Free access

One-year-old Rhododendron L. `Nova Zembla' were grown in four container media infested with Phytophthora cinnamomi Rands. The media (all v/v) were pine bark, 3 pine bark:1 sand, 3 pine bark:1 peat, and 1 peat: 1 sand: 1 soil. After 20 weeks, plants were evaluated for root rot symptoms and the total porosity, air space, moisture-holding capacity, and bulk density were determined for all media. All media provided adequate moisture-holding capacity for container production of rhododendron in noninfested media. Shoot fresh weight in noninfested media was positively correlated with bulk density and water (percent by volume) held in the 1.0- to 5.0-kPa matric tension range and negatively correlated with total porosity and air space. Root rot severity was greatest in peat: sand: soil, intermediate in pine bark: peat, and least in pine bark and pine bark: sand. Root rot severity was negatively correlated with total porosity and air space and positively correlated with bulk density and water (percent by volume) held in the 5.0- to 10.0-kPa matric tension range.

Free access

One of the most frequently used tools in plant biotechnology, which includes genomics and proteomics, is gel electrophoresis. Our experience with middle and high school students as well as teachers and undergraduate students is that they have very little, if any, hands-on experience with this technique. These exercises were developed to demonstrate the principles of electrophoresis and DNA fingerprinting in middle and high school and university laboratories with minimal expense and equipment. The experiments have been tested by middle and high school students, as well as by teachers, and undergraduate and graduate students. The first exercise, electrophoresis of common food dyes, is primarily designed for secondary and undergraduate students, but can be used as an inexpensive means for introducing the main concepts of electrophoresis to anyone who has little or no experience, including graduate students.
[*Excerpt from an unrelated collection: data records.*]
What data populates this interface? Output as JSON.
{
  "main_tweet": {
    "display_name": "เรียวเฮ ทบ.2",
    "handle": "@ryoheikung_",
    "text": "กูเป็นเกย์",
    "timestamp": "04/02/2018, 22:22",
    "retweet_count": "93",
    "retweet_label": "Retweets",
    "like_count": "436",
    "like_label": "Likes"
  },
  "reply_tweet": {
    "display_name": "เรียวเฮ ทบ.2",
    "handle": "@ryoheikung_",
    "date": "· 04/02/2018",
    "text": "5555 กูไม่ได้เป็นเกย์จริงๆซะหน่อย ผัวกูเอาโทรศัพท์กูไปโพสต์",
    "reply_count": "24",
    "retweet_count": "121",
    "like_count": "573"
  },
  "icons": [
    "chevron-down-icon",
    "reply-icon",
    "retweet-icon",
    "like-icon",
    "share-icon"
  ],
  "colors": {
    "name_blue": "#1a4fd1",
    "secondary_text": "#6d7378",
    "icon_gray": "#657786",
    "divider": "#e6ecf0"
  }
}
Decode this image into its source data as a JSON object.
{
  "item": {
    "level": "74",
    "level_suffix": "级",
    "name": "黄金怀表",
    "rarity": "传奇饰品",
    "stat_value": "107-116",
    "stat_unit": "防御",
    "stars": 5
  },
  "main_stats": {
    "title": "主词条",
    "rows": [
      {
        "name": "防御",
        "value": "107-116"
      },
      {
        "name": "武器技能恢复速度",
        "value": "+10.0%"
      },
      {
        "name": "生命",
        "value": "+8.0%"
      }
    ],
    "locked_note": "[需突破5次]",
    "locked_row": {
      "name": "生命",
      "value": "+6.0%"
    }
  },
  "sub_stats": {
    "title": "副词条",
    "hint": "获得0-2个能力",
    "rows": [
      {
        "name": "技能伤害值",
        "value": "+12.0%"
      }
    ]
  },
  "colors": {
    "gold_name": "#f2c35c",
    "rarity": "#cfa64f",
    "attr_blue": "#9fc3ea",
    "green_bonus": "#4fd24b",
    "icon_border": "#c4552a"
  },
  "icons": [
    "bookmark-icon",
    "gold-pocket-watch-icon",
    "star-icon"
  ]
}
Popular brands of food dyes (red, blue, yellow, and green) purchased at local markets are mixed into a 60% glycerol/water solution and are separated on 1% agarose gels using 100 V for 35 min. Mixed colors are separated into primary colors (e.g., green into blue and yellow) and some apparently single dyes often have extra “surprise” components. A simple exercise illustrating forensic use of gel electrophoresis with dyes is also included. Over 100 students and teachers have completed this experiment successfully. The second laboratory exercise requires more extensive equipment and a more advanced set of skills; however, the exercise has been completed successfully by middle school-level through graduate-level students and by teachers. In this exercise, the internally transcribed spacer region of the ribosomal subunit for a fungus, plant, and insect are amplified and separated electrophoretically on agarose gels. A simple crime is solved using polymerase chain reaction (PCR) and DNA fingerprinting. The experiment protocol provides students with hands-on activities that include assembling master mixes for PCR, practice using pipettes, and performing the various steps involved in PCR amplification. Instructions for both exercises are formatted in easy-to-follow procedure boxes, and a downloadable presentation is available on the web. The cost of the expendables is about $1 per student, making these exercises relatively inexpensive to conduct, assuming that hardware and DNA are available.

Full access